About this exercise: Where in the listing does the word "Plugins" appear? Report each line that holds it.

Information given:
=======

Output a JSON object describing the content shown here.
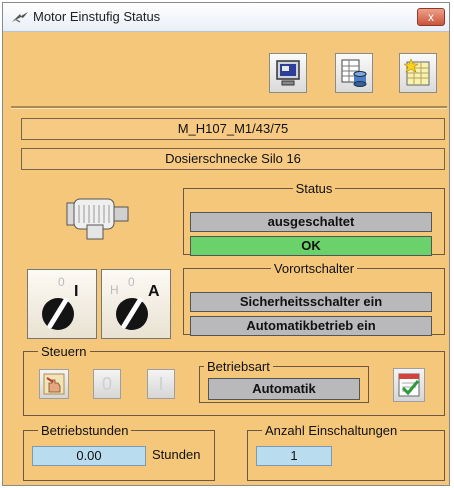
{
  "window": {
    "title": "Motor Einstufig Status",
    "close_label": "x"
  },
  "header": {
    "id_label": "M_H107_M1/43/75",
    "description": "Dosierschnecke Silo 16"
  },
  "status": {
    "legend": "Status",
    "state": "ausgeschaltet",
    "health": "OK"
  },
  "local_switch": {
    "legend": "Vorortschalter",
    "items": [
      "Sicherheitsschalter ein",
      "Automatikbetrieb ein"
    ]
  },
  "switches": {
    "onoff": {
      "zero": "0",
      "one": "I"
    },
    "handauto": {
      "hand": "H",
      "zero": "0",
      "auto": "A"
    }
  },
  "control": {
    "legend": "Steuern",
    "btn_zero": "0",
    "btn_one": "I",
    "mode_legend": "Betriebsart",
    "mode_value": "Automatik"
  },
  "operating_hours": {
    "legend": "Betriebstunden",
    "value": "0.00",
    "unit": "Stunden"
  },
  "switch_count": {
    "legend": "Anzahl Einschaltungen",
    "value": "1"
  },
  "colors": {
    "panel": "#f4c77a",
    "ok_green": "#6bd16a",
    "field_gray": "#b9b9bc",
    "value_blue": "#b9dcef"
  }
}
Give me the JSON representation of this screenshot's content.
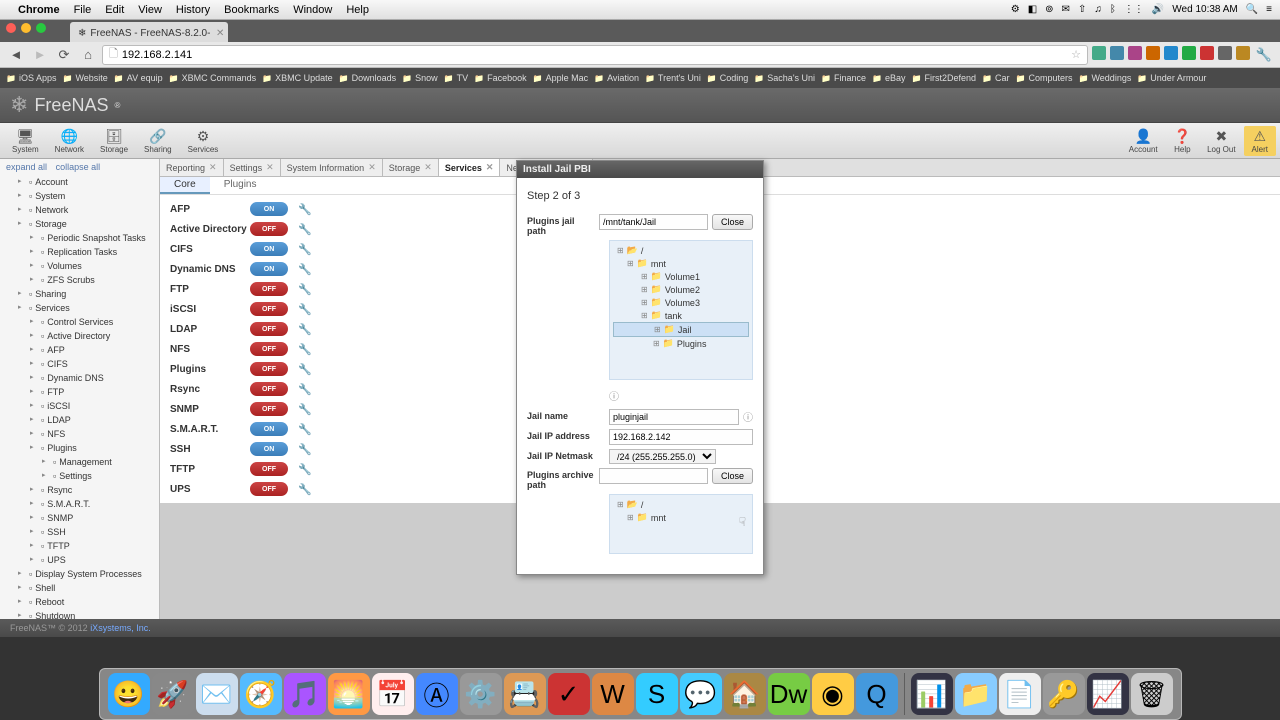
{
  "mac_menu": {
    "app": "Chrome",
    "items": [
      "File",
      "Edit",
      "View",
      "History",
      "Bookmarks",
      "Window",
      "Help"
    ],
    "right_time": "Wed 10:38 AM"
  },
  "browser": {
    "tab_title": "FreeNAS - FreeNAS-8.2.0-",
    "url": "192.168.2.141",
    "bookmarks": [
      "iOS Apps",
      "Website",
      "AV equip",
      "XBMC Commands",
      "XBMC Update",
      "Downloads",
      "Snow",
      "TV",
      "Facebook",
      "Apple Mac",
      "Aviation",
      "Trent's Uni",
      "Coding",
      "Sacha's Uni",
      "Finance",
      "eBay",
      "First2Defend",
      "Car",
      "Computers",
      "Weddings",
      "Under Armour"
    ]
  },
  "freenas": {
    "logo": "FreeNAS",
    "toolbar": {
      "left": [
        "System",
        "Network",
        "Storage",
        "Sharing",
        "Services"
      ],
      "right": [
        "Account",
        "Help",
        "Log Out",
        "Alert"
      ]
    },
    "sidebar": {
      "expand": "expand all",
      "collapse": "collapse all",
      "items": [
        {
          "l": 1,
          "t": "Account"
        },
        {
          "l": 1,
          "t": "System"
        },
        {
          "l": 1,
          "t": "Network"
        },
        {
          "l": 1,
          "t": "Storage"
        },
        {
          "l": 2,
          "t": "Periodic Snapshot Tasks"
        },
        {
          "l": 2,
          "t": "Replication Tasks"
        },
        {
          "l": 2,
          "t": "Volumes"
        },
        {
          "l": 2,
          "t": "ZFS Scrubs"
        },
        {
          "l": 1,
          "t": "Sharing"
        },
        {
          "l": 1,
          "t": "Services"
        },
        {
          "l": 2,
          "t": "Control Services"
        },
        {
          "l": 2,
          "t": "Active Directory"
        },
        {
          "l": 2,
          "t": "AFP"
        },
        {
          "l": 2,
          "t": "CIFS"
        },
        {
          "l": 2,
          "t": "Dynamic DNS"
        },
        {
          "l": 2,
          "t": "FTP"
        },
        {
          "l": 2,
          "t": "iSCSI"
        },
        {
          "l": 2,
          "t": "LDAP"
        },
        {
          "l": 2,
          "t": "NFS"
        },
        {
          "l": 2,
          "t": "Plugins"
        },
        {
          "l": 3,
          "t": "Management"
        },
        {
          "l": 3,
          "t": "Settings"
        },
        {
          "l": 2,
          "t": "Rsync"
        },
        {
          "l": 2,
          "t": "S.M.A.R.T."
        },
        {
          "l": 2,
          "t": "SNMP"
        },
        {
          "l": 2,
          "t": "SSH"
        },
        {
          "l": 2,
          "t": "TFTP"
        },
        {
          "l": 2,
          "t": "UPS"
        },
        {
          "l": 1,
          "t": "Display System Processes"
        },
        {
          "l": 1,
          "t": "Shell"
        },
        {
          "l": 1,
          "t": "Reboot"
        },
        {
          "l": 1,
          "t": "Shutdown"
        }
      ]
    },
    "tabs": [
      "Reporting",
      "Settings",
      "System Information",
      "Storage",
      "Services",
      "Network Settings"
    ],
    "active_tab": "Services",
    "subtabs": [
      "Core",
      "Plugins"
    ],
    "active_subtab": "Core",
    "services": [
      {
        "name": "AFP",
        "on": true
      },
      {
        "name": "Active Directory",
        "on": false
      },
      {
        "name": "CIFS",
        "on": true
      },
      {
        "name": "Dynamic DNS",
        "on": true
      },
      {
        "name": "FTP",
        "on": false
      },
      {
        "name": "iSCSI",
        "on": false
      },
      {
        "name": "LDAP",
        "on": false
      },
      {
        "name": "NFS",
        "on": false
      },
      {
        "name": "Plugins",
        "on": false
      },
      {
        "name": "Rsync",
        "on": false
      },
      {
        "name": "SNMP",
        "on": false
      },
      {
        "name": "S.M.A.R.T.",
        "on": true
      },
      {
        "name": "SSH",
        "on": true
      },
      {
        "name": "TFTP",
        "on": false
      },
      {
        "name": "UPS",
        "on": false
      }
    ],
    "footer": {
      "copyright": "FreeNAS™ © 2012",
      "link": "iXsystems, Inc."
    }
  },
  "modal": {
    "title": "Install Jail PBI",
    "step": "Step 2 of 3",
    "labels": {
      "jail_path": "Plugins jail path",
      "jail_name": "Jail name",
      "jail_ip": "Jail IP address",
      "jail_netmask": "Jail IP Netmask",
      "archive_path": "Plugins archive path",
      "close": "Close"
    },
    "values": {
      "jail_path": "/mnt/tank/Jail",
      "jail_name": "pluginjail",
      "jail_ip": "192.168.2.142",
      "jail_netmask": "/24 (255.255.255.0)",
      "archive_path": ""
    },
    "tree1": {
      "root": "/",
      "nodes": [
        {
          "l": 1,
          "t": "mnt"
        },
        {
          "l": 2,
          "t": "Volume1"
        },
        {
          "l": 2,
          "t": "Volume2"
        },
        {
          "l": 2,
          "t": "Volume3"
        },
        {
          "l": 2,
          "t": "tank"
        },
        {
          "l": 3,
          "t": "Jail",
          "sel": true
        },
        {
          "l": 3,
          "t": "Plugins"
        }
      ]
    },
    "tree2": {
      "root": "/",
      "nodes": [
        {
          "l": 1,
          "t": "mnt"
        }
      ]
    }
  },
  "dock": {
    "icons": [
      "finder",
      "launchpad",
      "mail",
      "safari",
      "itunes",
      "iphoto",
      "calendar",
      "appstore",
      "sysprefs",
      "contacts",
      "things",
      "wunderlist",
      "skype",
      "messages",
      "home",
      "dreamweaver",
      "chrome",
      "quicktime"
    ],
    "right_icons": [
      "activity",
      "folder",
      "textedit",
      "keychain",
      "monitor",
      "trash"
    ]
  }
}
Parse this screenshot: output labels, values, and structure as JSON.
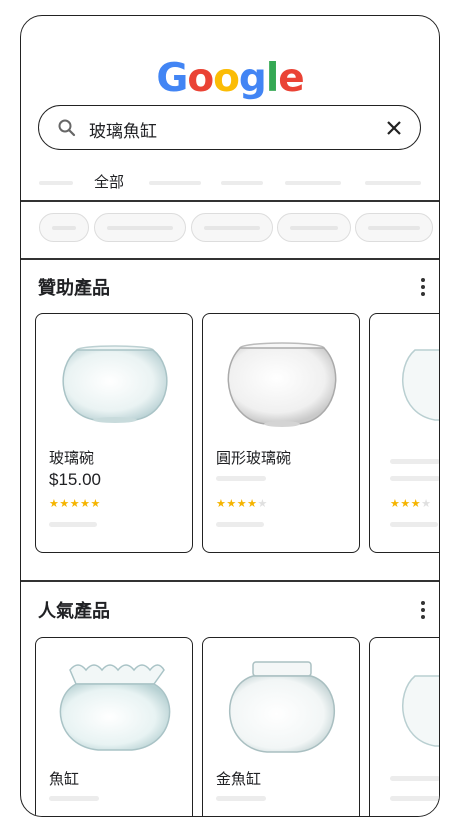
{
  "search": {
    "query": "玻璃魚缸"
  },
  "tabs": {
    "active_label": "全部"
  },
  "sponsored": {
    "title": "贊助產品",
    "products": [
      {
        "name": "玻璃碗",
        "price": "$15.00",
        "rating": 5
      },
      {
        "name": "圓形玻璃碗",
        "price": "",
        "rating": 4
      },
      {
        "name": "",
        "price": "",
        "rating": 3
      }
    ]
  },
  "popular": {
    "title": "人氣產品",
    "products": [
      {
        "name": "魚缸"
      },
      {
        "name": "金魚缸"
      },
      {
        "name": ""
      }
    ]
  },
  "colors": {
    "google_blue": "#4285F4",
    "google_red": "#EA4335",
    "google_yellow": "#FBBC05",
    "google_green": "#34A853",
    "star": "#F5B400"
  }
}
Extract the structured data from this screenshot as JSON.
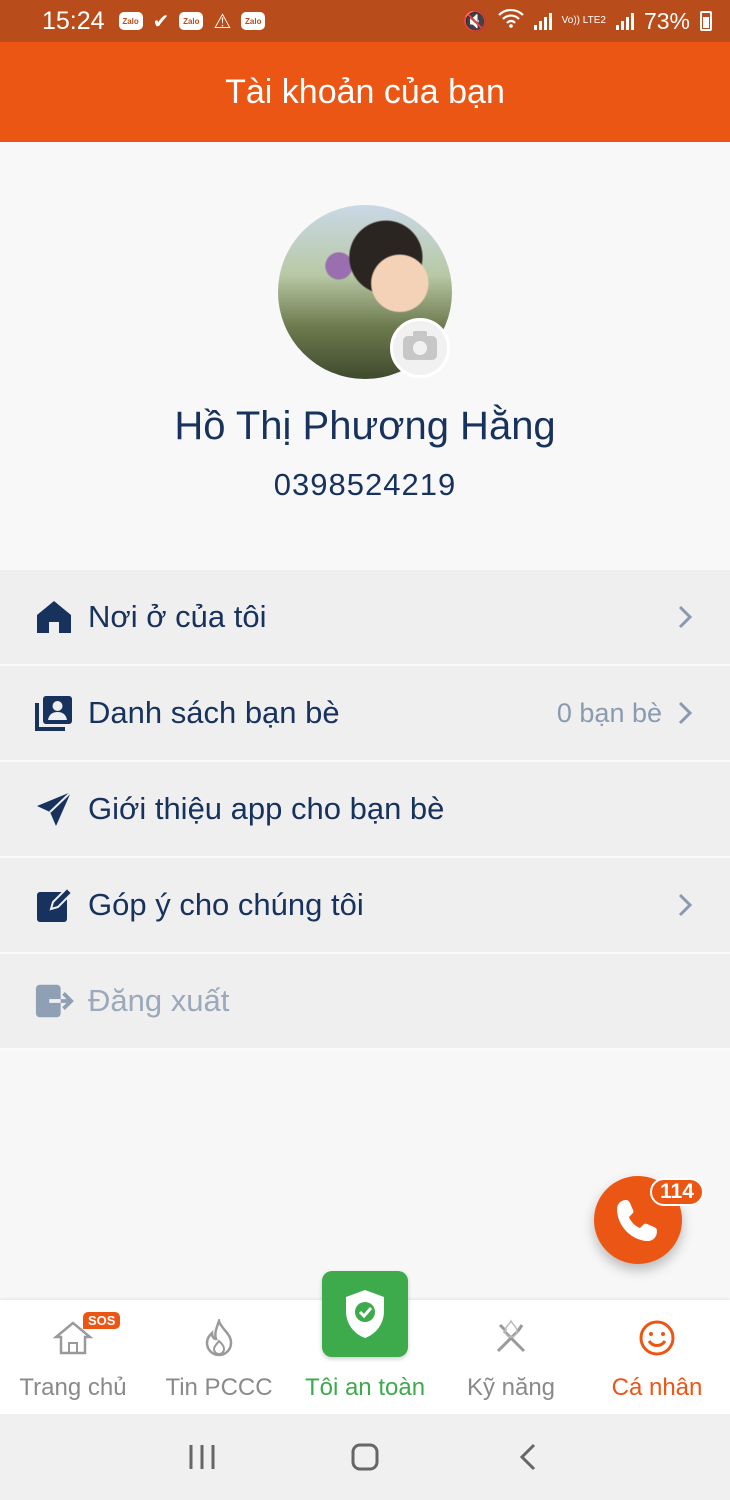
{
  "status_bar": {
    "time": "15:24",
    "notifications": [
      "zalo-icon",
      "download-done-icon",
      "zalo-icon",
      "warning-icon",
      "zalo-icon"
    ],
    "zalo_text": "Zalo",
    "battery": "73%",
    "network_label": "Vo)) LTE2"
  },
  "header": {
    "title": "Tài khoản của bạn"
  },
  "profile": {
    "name": "Hồ Thị Phương Hằng",
    "phone": "0398524219"
  },
  "menu": [
    {
      "label": "Nơi ở của tôi",
      "icon": "home-icon",
      "value": "",
      "chevron": true,
      "disabled": false
    },
    {
      "label": "Danh sách bạn bè",
      "icon": "contacts-icon",
      "value": "0 bạn bè",
      "chevron": true,
      "disabled": false
    },
    {
      "label": "Giới thiệu app cho bạn bè",
      "icon": "send-icon",
      "value": "",
      "chevron": false,
      "disabled": false
    },
    {
      "label": "Góp ý cho chúng tôi",
      "icon": "edit-icon",
      "value": "",
      "chevron": true,
      "disabled": false
    },
    {
      "label": "Đăng xuất",
      "icon": "logout-icon",
      "value": "",
      "chevron": false,
      "disabled": true
    }
  ],
  "call_button": {
    "badge": "114"
  },
  "bottom_nav": [
    {
      "label": "Trang chủ",
      "icon": "home-outline-icon",
      "badge": "SOS"
    },
    {
      "label": "Tin PCCC",
      "icon": "fire-icon"
    },
    {
      "label": "Tôi an toàn",
      "icon": "shield-check-icon"
    },
    {
      "label": "Kỹ năng",
      "icon": "tools-icon"
    },
    {
      "label": "Cá nhân",
      "icon": "smile-icon"
    }
  ],
  "colors": {
    "primary": "#ec5615",
    "status_bar": "#b84c1a",
    "text_dark": "#17325c",
    "safe_green": "#3daa4b",
    "inactive": "#8a8a8a"
  }
}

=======

Answer for the task:
          "t": "Plugins"
      "Plugins"
        "name": "Plugins",
      "jail_path": "Plugins jail path",
      "archive_path": "Plugins archive path",
          "t": "Plugins"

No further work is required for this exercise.